The other day, I posted a review of John Glatt's true crime book, Secrets in the Cellar, a book about Austrian madman Josef Fritzl. I started reading another book about Fritzl called I'm No Monster. I think Glatt must have also read this book, which seems to be more comprehensive and original than Glatt's book was. I'm not quite finished with the book yet, so I'm not ready to review it. I'm just writing about Josef Fritzl today because the more I read about him and his double life, the more creeped out I am.
Here was a man who appeared to be completely normal and respectable on the outside, yet he had all these dark thoughts and bizarre desires. What would drive a man who imprison his own daughter for twenty-four years in an underground cellar? How could he live with himself, knowing that another human being was underground bearing his children all alone, deprived of sunlight, fresh air, medical attention, decent food, and social interactions with others?
I know Josef Fritzl is not a normal person. He's definitely narcissistic and almost certainly a sociopath. He clearly saw his daughter, Elisabeth, and the children he made with her as objects that belonged to him. While I can understand how the three kids who lived in the cellar with Elisabeth coped-- they knew nothing else-- how in the world did Elisabeth not lose her mind?
Even in prison, when prisoners go to "the hole", they come out after a few weeks or months. Elisabeth spent twenty-four years in an underground cellar, where she was subjected to constant rapes by her own father. He tormented her with lies about how if she tried to escape, poisonous gases would kill her and her kids. Or she would be instantly electrocuted. He beat her and the kids, but then he'd also beaten Elisabeth's mother, Rosemarie.
To me, Elisabeth endured a far worse ordeal than any prisoner. It's a testament to her strength that she was able to survive and not be completely crazy in the aftermath. There she was in an underground cell designed by her father, right under the apartment block where he housed transients for years.
And yet, to hear Fritzl explain himself, he did Elisabeth a favor and "saved" her from drugs by banishing her underground. It's terrifying to think about how believable and respectable this monster appeared to be. It makes one wonder how many more people are like him in the world.
I also wonder what it must have been like for Elisabeth to emerge from that prison after twenty-four years. She missed out on her youth, sequestered in that hole with rats and other vermin. How did it feel to have the warm glow of sunshine on her face and wind in her hair. What was it like to breathe fresh air? She had known all of these things before and had taught her children about them, but when they finally experienced it, it must have been like walking in space with no space suit.
What was it like for Elisabeth's mother and siblings and the three kids she had that were allowed to grow up above ground? I especially wonder how Rosemarie coped when she found out that her husband had been imprisoning and raping their daughter for so long.

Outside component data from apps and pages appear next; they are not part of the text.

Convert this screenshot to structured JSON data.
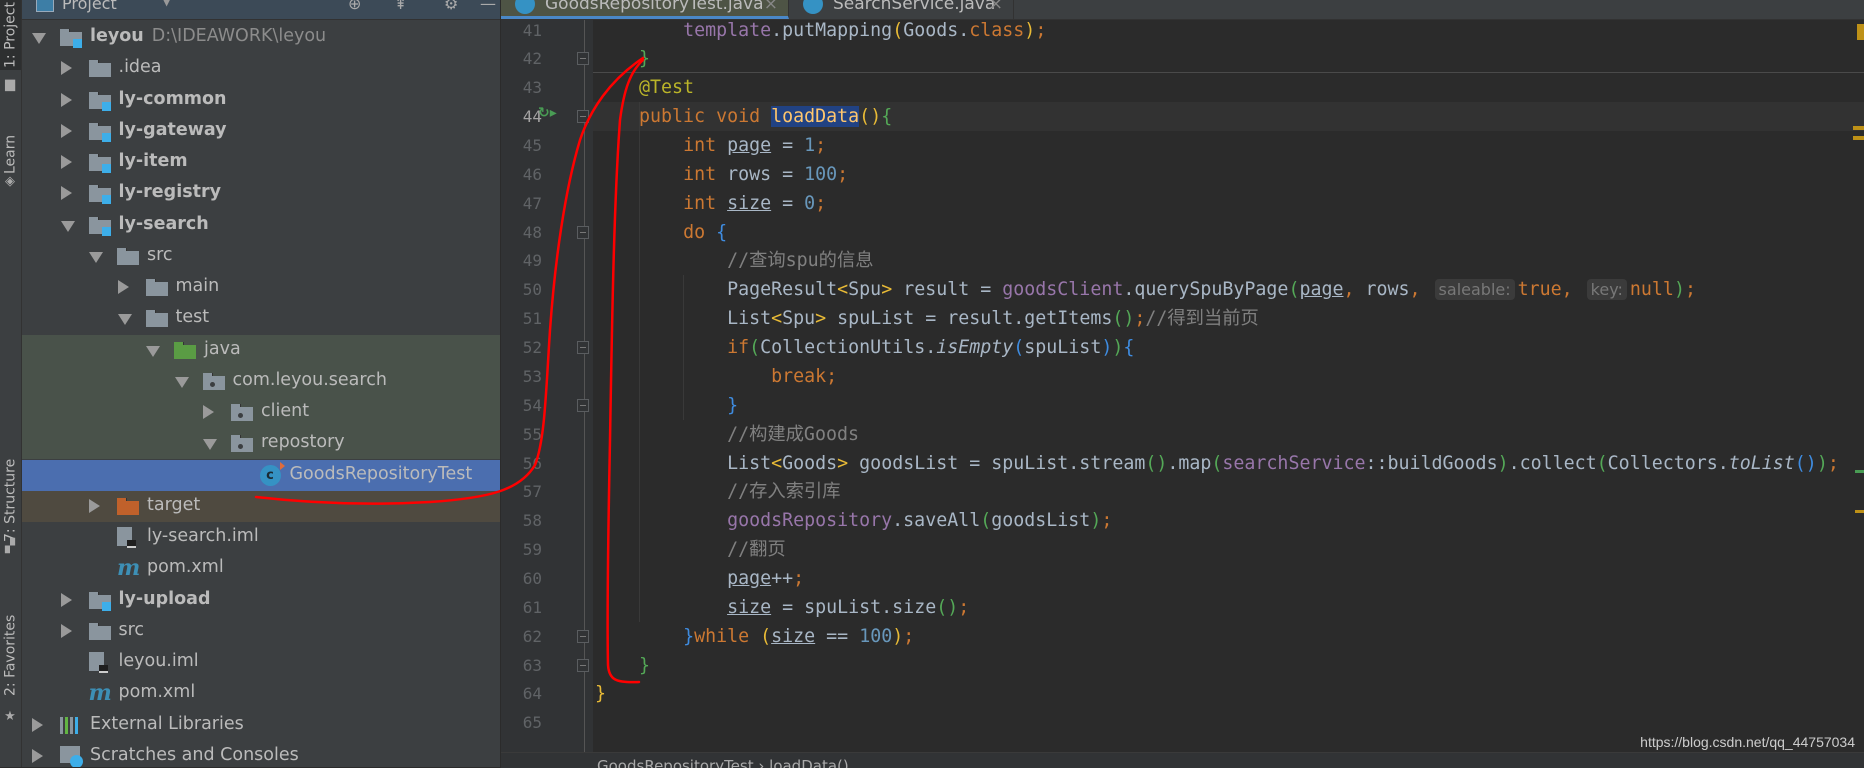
{
  "tool_strip": {
    "items": [
      {
        "label": "1: Project",
        "active": true
      },
      {
        "label": "Learn",
        "active": false
      },
      {
        "label": "7: Structure",
        "active": false
      },
      {
        "label": "2: Favorites",
        "active": false
      }
    ]
  },
  "project_panel": {
    "title": "Project",
    "tree": [
      {
        "label": "leyou",
        "path": "D:\\IDEAWORK\\leyou",
        "bold": true,
        "depth": 0,
        "state": "exp",
        "icon": "module"
      },
      {
        "label": ".idea",
        "depth": 1,
        "state": "col",
        "icon": "folder"
      },
      {
        "label": "ly-common",
        "bold": true,
        "depth": 1,
        "state": "col",
        "icon": "module"
      },
      {
        "label": "ly-gateway",
        "bold": true,
        "depth": 1,
        "state": "col",
        "icon": "module"
      },
      {
        "label": "ly-item",
        "bold": true,
        "depth": 1,
        "state": "col",
        "icon": "module"
      },
      {
        "label": "ly-registry",
        "bold": true,
        "depth": 1,
        "state": "col",
        "icon": "module"
      },
      {
        "label": "ly-search",
        "bold": true,
        "depth": 1,
        "state": "exp",
        "icon": "module"
      },
      {
        "label": "src",
        "depth": 2,
        "state": "exp",
        "icon": "folder"
      },
      {
        "label": "main",
        "depth": 3,
        "state": "col",
        "icon": "folder"
      },
      {
        "label": "test",
        "depth": 3,
        "state": "exp",
        "icon": "folder"
      },
      {
        "label": "java",
        "depth": 4,
        "state": "exp",
        "icon": "test-root",
        "bg": "test"
      },
      {
        "label": "com.leyou.search",
        "depth": 5,
        "state": "exp",
        "icon": "package",
        "bg": "test"
      },
      {
        "label": "client",
        "depth": 6,
        "state": "col",
        "icon": "package",
        "bg": "test"
      },
      {
        "label": "repostory",
        "depth": 6,
        "state": "exp",
        "icon": "package",
        "bg": "test"
      },
      {
        "label": "GoodsRepositoryTest",
        "depth": 7,
        "state": "none",
        "icon": "class",
        "bg": "sel"
      },
      {
        "label": "target",
        "depth": 2,
        "state": "col",
        "icon": "excluded",
        "bg": "excl"
      },
      {
        "label": "ly-search.iml",
        "depth": 2,
        "state": "none",
        "icon": "iml"
      },
      {
        "label": "pom.xml",
        "depth": 2,
        "state": "none",
        "icon": "maven"
      },
      {
        "label": "ly-upload",
        "bold": true,
        "depth": 1,
        "state": "col",
        "icon": "module"
      },
      {
        "label": "src",
        "depth": 1,
        "state": "col",
        "icon": "folder"
      },
      {
        "label": "leyou.iml",
        "depth": 1,
        "state": "none",
        "icon": "iml"
      },
      {
        "label": "pom.xml",
        "depth": 1,
        "state": "none",
        "icon": "maven"
      },
      {
        "label": "External Libraries",
        "depth": 0,
        "state": "col",
        "icon": "libraries"
      },
      {
        "label": "Scratches and Consoles",
        "depth": 0,
        "state": "col",
        "icon": "scratches"
      }
    ]
  },
  "editor": {
    "tabs": [
      {
        "label": "GoodsRepositoryTest.java",
        "active": true
      },
      {
        "label": "SearchService.java",
        "active": false
      }
    ],
    "current_line": 44,
    "lines": [
      {
        "num": 41,
        "tokens": [
          [
            "        ",
            ""
          ],
          [
            "template",
            "f"
          ],
          [
            ".putMapping",
            ""
          ],
          [
            "(",
            "by"
          ],
          [
            "Goods.",
            ""
          ],
          [
            "class",
            "k"
          ],
          [
            ")",
            "by"
          ],
          [
            ";",
            "k"
          ]
        ]
      },
      {
        "num": 42,
        "fold": true,
        "tokens": [
          [
            "    ",
            ""
          ],
          [
            "}",
            "bg"
          ]
        ]
      },
      {
        "num": 43,
        "tokens": [
          [
            "    ",
            ""
          ],
          [
            "@Test",
            "a"
          ]
        ]
      },
      {
        "num": 44,
        "fold": true,
        "run": true,
        "tokens": [
          [
            "    ",
            ""
          ],
          [
            "public void ",
            "k"
          ],
          [
            "loadData",
            "m sel"
          ],
          [
            "(",
            "by"
          ],
          [
            ")",
            "by"
          ],
          [
            "{",
            "bg"
          ]
        ]
      },
      {
        "num": 45,
        "tokens": [
          [
            "        ",
            ""
          ],
          [
            "int ",
            "k"
          ],
          [
            "page",
            "u"
          ],
          [
            " = ",
            ""
          ],
          [
            "1",
            "n"
          ],
          [
            ";",
            "k"
          ]
        ]
      },
      {
        "num": 46,
        "tokens": [
          [
            "        ",
            ""
          ],
          [
            "int ",
            "k"
          ],
          [
            "rows = ",
            ""
          ],
          [
            "100",
            "n"
          ],
          [
            ";",
            "k"
          ]
        ]
      },
      {
        "num": 47,
        "tokens": [
          [
            "        ",
            ""
          ],
          [
            "int ",
            "k"
          ],
          [
            "size",
            "u"
          ],
          [
            " = ",
            ""
          ],
          [
            "0",
            "n"
          ],
          [
            ";",
            "k"
          ]
        ]
      },
      {
        "num": 48,
        "fold": true,
        "tokens": [
          [
            "        ",
            ""
          ],
          [
            "do ",
            "k"
          ],
          [
            "{",
            "bb"
          ]
        ]
      },
      {
        "num": 49,
        "tokens": [
          [
            "            ",
            ""
          ],
          [
            "//查询spu的信息",
            "c"
          ]
        ]
      },
      {
        "num": 50,
        "tokens": [
          [
            "            ",
            ""
          ],
          [
            "PageResult",
            ""
          ],
          [
            "<",
            "by"
          ],
          [
            "Spu",
            ""
          ],
          [
            ">",
            "by"
          ],
          [
            " result = ",
            ""
          ],
          [
            "goodsClient",
            "f"
          ],
          [
            ".querySpuByPage",
            ""
          ],
          [
            "(",
            "bg"
          ],
          [
            "page",
            "u"
          ],
          [
            ", ",
            "k"
          ],
          [
            "rows",
            ""
          ],
          [
            ", ",
            "k"
          ],
          [
            "saleable:",
            "h"
          ],
          [
            "true",
            "k"
          ],
          [
            ", ",
            "k"
          ],
          [
            "key:",
            "h"
          ],
          [
            "null",
            "k"
          ],
          [
            ")",
            "bg"
          ],
          [
            ";",
            "k"
          ]
        ]
      },
      {
        "num": 51,
        "tokens": [
          [
            "            ",
            ""
          ],
          [
            "List",
            ""
          ],
          [
            "<",
            "by"
          ],
          [
            "Spu",
            ""
          ],
          [
            ">",
            "by"
          ],
          [
            " spuList = result.getItems",
            ""
          ],
          [
            "()",
            "bg"
          ],
          [
            ";",
            "k"
          ],
          [
            "//得到当前页",
            "c"
          ]
        ]
      },
      {
        "num": 52,
        "fold": true,
        "tokens": [
          [
            "            ",
            ""
          ],
          [
            "if",
            "k"
          ],
          [
            "(",
            "bg"
          ],
          [
            "CollectionUtils.",
            ""
          ],
          [
            "isEmpty",
            "i"
          ],
          [
            "(",
            "bb"
          ],
          [
            "spuList",
            ""
          ],
          [
            ")",
            "bb"
          ],
          [
            ")",
            "bg"
          ],
          [
            "{",
            "bb"
          ]
        ]
      },
      {
        "num": 53,
        "tokens": [
          [
            "                ",
            ""
          ],
          [
            "break;",
            "k"
          ]
        ]
      },
      {
        "num": 54,
        "fold": true,
        "tokens": [
          [
            "            ",
            ""
          ],
          [
            "}",
            "bb"
          ]
        ]
      },
      {
        "num": 55,
        "tokens": [
          [
            "            ",
            ""
          ],
          [
            "//构建成Goods",
            "c"
          ]
        ]
      },
      {
        "num": 56,
        "tokens": [
          [
            "            ",
            ""
          ],
          [
            "List",
            ""
          ],
          [
            "<",
            "by"
          ],
          [
            "Goods",
            ""
          ],
          [
            ">",
            "by"
          ],
          [
            " goodsList = spuList.stream",
            ""
          ],
          [
            "()",
            "bg"
          ],
          [
            ".map",
            ""
          ],
          [
            "(",
            "bg"
          ],
          [
            "searchService",
            "f"
          ],
          [
            "::buildGoods",
            ""
          ],
          [
            ")",
            "bg"
          ],
          [
            ".collect",
            ""
          ],
          [
            "(",
            "bg"
          ],
          [
            "Collectors.",
            ""
          ],
          [
            "toList",
            "i"
          ],
          [
            "()",
            "bb"
          ],
          [
            ")",
            "bg"
          ],
          [
            ";",
            "k"
          ]
        ]
      },
      {
        "num": 57,
        "tokens": [
          [
            "            ",
            ""
          ],
          [
            "//存入索引库",
            "c"
          ]
        ]
      },
      {
        "num": 58,
        "tokens": [
          [
            "            ",
            ""
          ],
          [
            "goodsRepository",
            "f"
          ],
          [
            ".saveAll",
            ""
          ],
          [
            "(",
            "bg"
          ],
          [
            "goodsList",
            ""
          ],
          [
            ")",
            "bg"
          ],
          [
            ";",
            "k"
          ]
        ]
      },
      {
        "num": 59,
        "tokens": [
          [
            "            ",
            ""
          ],
          [
            "//翻页",
            "c"
          ]
        ]
      },
      {
        "num": 60,
        "tokens": [
          [
            "            ",
            ""
          ],
          [
            "page",
            "u"
          ],
          [
            "++",
            ""
          ],
          [
            ";",
            "k"
          ]
        ]
      },
      {
        "num": 61,
        "tokens": [
          [
            "            ",
            ""
          ],
          [
            "size",
            "u"
          ],
          [
            " = spuList.size",
            ""
          ],
          [
            "()",
            "bg"
          ],
          [
            ";",
            "k"
          ]
        ]
      },
      {
        "num": 62,
        "fold": true,
        "tokens": [
          [
            "        ",
            ""
          ],
          [
            "}",
            "bb"
          ],
          [
            "while ",
            "k"
          ],
          [
            "(",
            "by"
          ],
          [
            "size",
            "u"
          ],
          [
            " == ",
            ""
          ],
          [
            "100",
            "n"
          ],
          [
            ")",
            "by"
          ],
          [
            ";",
            "k"
          ]
        ]
      },
      {
        "num": 63,
        "fold": true,
        "tokens": [
          [
            "    ",
            ""
          ],
          [
            "}",
            "bg"
          ]
        ]
      },
      {
        "num": 64,
        "tokens": [
          [
            "}",
            "by"
          ]
        ]
      },
      {
        "num": 65,
        "tokens": []
      }
    ]
  },
  "breadcrumb": "GoodsRepositoryTest  ›  loadData()",
  "watermark": "https://blog.csdn.net/qq_44757034",
  "colors": {
    "selection": "#4b6eaf",
    "annotation_pen": "#ff0000",
    "keyword": "#cc7832",
    "warning_marker": "#be9117"
  }
}
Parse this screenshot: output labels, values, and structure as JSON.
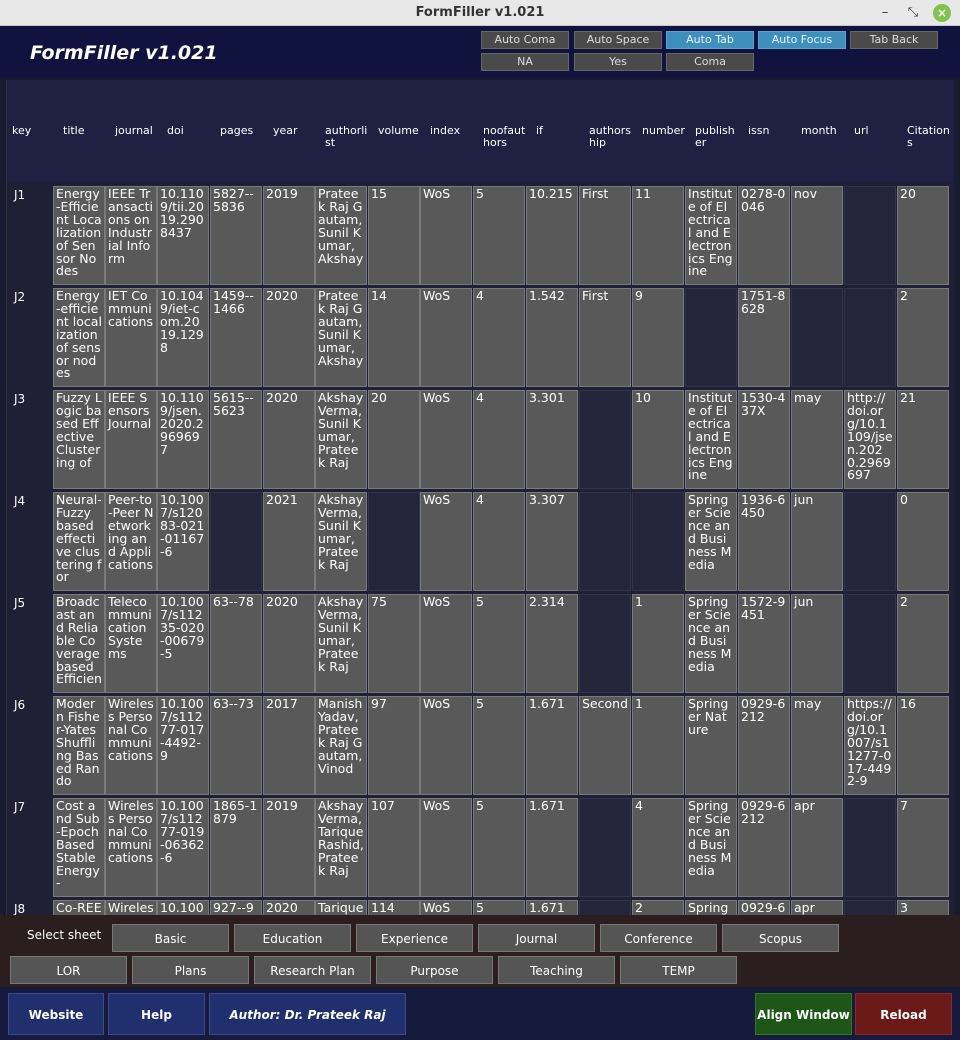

It's bad enough to be the spouse of someone who cheats with someone not in the family and doesn't commit felonious acts in the process. How could she deal with knowing her husband had been abusing their daughter, making babies with her, imprisoning her daughter and her grandchildren underground, and this had been going on for twenty-four years! How did Rosemarie not lose her mind?
I'm sure that if Josef Fritzl had committed his atrocities in the United States and he was in a death penalty state, he'd have been executed by now. While I'm no fan of the death penalty, I'm not sure I would feel sorry for him. On the other hand, being incarcerated for the rest of his life might be the most fitting punishment for Josef Fritzl. However, due to his advanced age when he was finally caught, it's unlikely that he'll be in prison for as long as he kept Elisabeth underground. And his time behind bars is no doubt less traumatic as well. He won't be forced to give birth alone in the dark, cut the umbilical cords of his own children, or watch and worry helplessly when they get sick.
Josef Fritzl evidently has no conscience anyway, so even if he were a mother of a sick child, it's unlikely he'd do anything about it except to maintain his control over someone he saw as a possession. Much like maintaining a vehicle or a household, he'd take care of those kids only out of obligation, because if they died on his watch, he'd cease to own them anymore. It would represent a loss of power, not the loss of an emotional connection.
The more I read about this case, the more horrified I am by it. At the same time, it's morbidly fascinating. Josef Fritzl evidently had an abusive mother who was sent to a concentration camp for refusing to accommodate authorities during World War II. She was always a cold, abusive woman and came back from the camp even weirder and more abusive. Josef never knew his real father and didn't get to bond with his father figure, so he was influenced by his mother, who by all accounts was not a nice person. While that's no excuse for his behavior, it does go to show how important empathetic parents are to their children and how abuse can lead to the formation of monsters.